As summer rolls in and the snow fades away, skiers are desperately looking for some way to keep their winter dreams alive. For professional skiers and snowboarders, the season doesn’t stop just because the snow fall has. No one understands this better than Aidan Sheahan, a professional freestyle skier who lives just outside of Denver, Colorado.
Growing up in a family that loved the sport, Sheahan first found himself on a pair of skis at the age of two. It wasn’t until he saw his first X Games at age 12, however, that he truly became enthralled with skiing. He began putting as much time and effort as he could into mastering the tricks he had seen on screen. “I was inspired by what they were doing and I wanted to do it too,” he said simply. “I started watching every movie and competition I could and would go out and try to replicate the moves, thinking that if I got good enough I could compete alongside my idols.” Hoping to further his abilities, he hired a coach, and at just 14 years old he began competing professionally.
After of few years of competitive racing, however, Sheahan found his true passion lay somewhere outside the racing world. What he really enjoyed was being free to experiment, trying to master new tricks, and take on new terrain, while also filming his experiences. Since then, Sheahan has retired from competitions and has been shredding the mountains of Aspen, creating epic video footage with Vital Films. Though this is not the path most professional skiers take, Sheahan now has the freedom to grow as a skier in other ways, apparent by the monstrous jumps and tricks he attempts in some of his videos.
But when the snow melts away, the cameras keep rolling and instead film Sheahan on his Rollerblade Troopers. “Rollerblading is the only thing, besides skateboarding, that comes close to the skills needed for skiing,” Sheahan said. “It’s all about strength and agility. The balance and the feel of the skates is so similar to skiing, but just scaled back a bit. Actually, because of the smaller surface area, training on rollerblades forces you to balance better, and makes you that much better on your skis.”
Sheahan alternates his inline skating workouts with trail running. “Running trails, especially downhill, is similar to skiing downhill.
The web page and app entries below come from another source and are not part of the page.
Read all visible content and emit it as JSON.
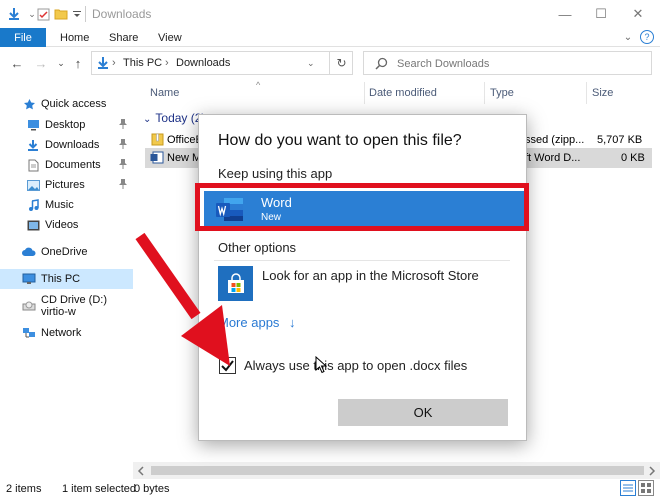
{
  "window": {
    "title": "Downloads",
    "controls": {
      "minimize": "—",
      "maximize": "☐",
      "close": "✕"
    }
  },
  "ribbon": {
    "tabs": [
      "File",
      "Home",
      "Share",
      "View"
    ],
    "collapse_glyph": "⌄",
    "help_glyph": "?"
  },
  "address_bar": {
    "breadcrumb": [
      "This PC",
      "Downloads"
    ],
    "crumb_separator": "›",
    "search_placeholder": "Search Downloads"
  },
  "nav_glyphs": {
    "back": "←",
    "forward": "→",
    "recent": "⌄",
    "up": "↑",
    "dropdown": "⌄",
    "refresh": "↻"
  },
  "navigation_pane": {
    "items": [
      {
        "label": "Quick access",
        "icon": "star-icon"
      },
      {
        "label": "Desktop",
        "icon": "desktop-icon",
        "pinned": true
      },
      {
        "label": "Downloads",
        "icon": "download-icon",
        "pinned": true
      },
      {
        "label": "Documents",
        "icon": "documents-icon",
        "pinned": true
      },
      {
        "label": "Pictures",
        "icon": "pictures-icon",
        "pinned": true
      },
      {
        "label": "Music",
        "icon": "music-icon"
      },
      {
        "label": "Videos",
        "icon": "videos-icon"
      },
      {
        "label": "OneDrive",
        "icon": "cloud-icon"
      },
      {
        "label": "This PC",
        "icon": "computer-icon",
        "selected": true
      },
      {
        "label": "CD Drive (D:) virtio-w",
        "icon": "cd-drive-icon"
      },
      {
        "label": "Network",
        "icon": "network-icon"
      }
    ],
    "pin_glyph": "📌"
  },
  "file_list": {
    "columns": [
      "Name",
      "Date modified",
      "Type",
      "Size"
    ],
    "sort_glyph": "^",
    "group_label": "Today (2)",
    "group_glyph": "⌄",
    "rows": [
      {
        "name": "OfficeE",
        "type": "ssed (zipp...",
        "size": "5,707 KB",
        "icon": "zip-folder-icon"
      },
      {
        "name": "New M",
        "type": "ft Word D...",
        "size": "0 KB",
        "icon": "word-document-icon",
        "selected": true
      }
    ]
  },
  "status_bar": {
    "item_count": "2 items",
    "selection": "1 item selected",
    "size": "0 bytes"
  },
  "dialog": {
    "title": "How do you want to open this file?",
    "keep_label": "Keep using this app",
    "selected_app": {
      "name": "Word",
      "sub": "New"
    },
    "other_label": "Other options",
    "store_option": "Look for an app in the Microsoft Store",
    "more_apps": "More apps",
    "more_glyph": "↓",
    "always_use": "Always use this app to open .docx files",
    "always_checked": true,
    "ok": "OK"
  },
  "colors": {
    "accent": "#1979ca",
    "selection": "#2b7fd4",
    "highlight_box": "#e0101e",
    "arrow": "#e0101e"
  }
}
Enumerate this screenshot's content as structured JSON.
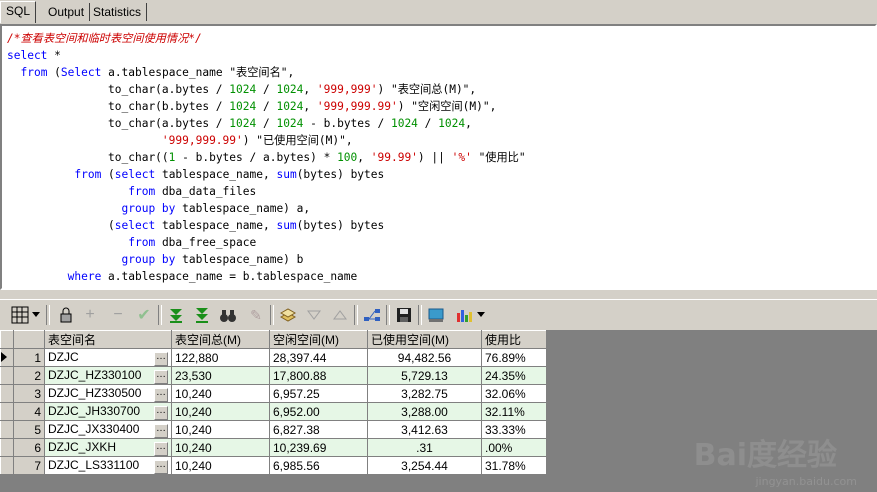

You have to have the same strength and endurance,” he said. “But if you want to get better at tricks, rollerblading is the way to go.”
Around the same time Sheahan became interested in competitive skiing, he learned that inline skating was a great off-season sport. “I played roller hockey, so I have skated for a while,” he said. “In my first off-season from skiing, I thought I would see if I could grind on my skates. I was just messing around, but I got a set of grind plates and tried it out and realized how much fun it was, and how similar it was to what I do on skis.”
Though Sheahan has always opted for skates, he was quick to suggest skateboarding as another alternative, especially for snowboarders. “It [inline skating] is just the closest thing you can do,” he said. “Your feet are separate, so you have two areas to focus on, but they are also locked in, just like skis. Boarding is more free, and it’s more similar to snowboarding because you are turned sideways. On skates you are forward or backward, going straight down.”
Picking up a pair of skates and fooling around is something Sheahan suggests for every skier who wants to keep themselves fit, but also work on their tricks and form. “They are great for just cruising and endurance, but if you mess around enough you also learn balance. And it’s fun to see what tricks you can pull off.”
For some inspiration, check out Sheahan and his friends at Vital Films test the half-pipes, tables, and other surface areas in some Colorado cities.
Images and video courtesy Aiden Sheahan, Matt Hobbs at Vital Films/Noah Franklin/Rollerblade USA.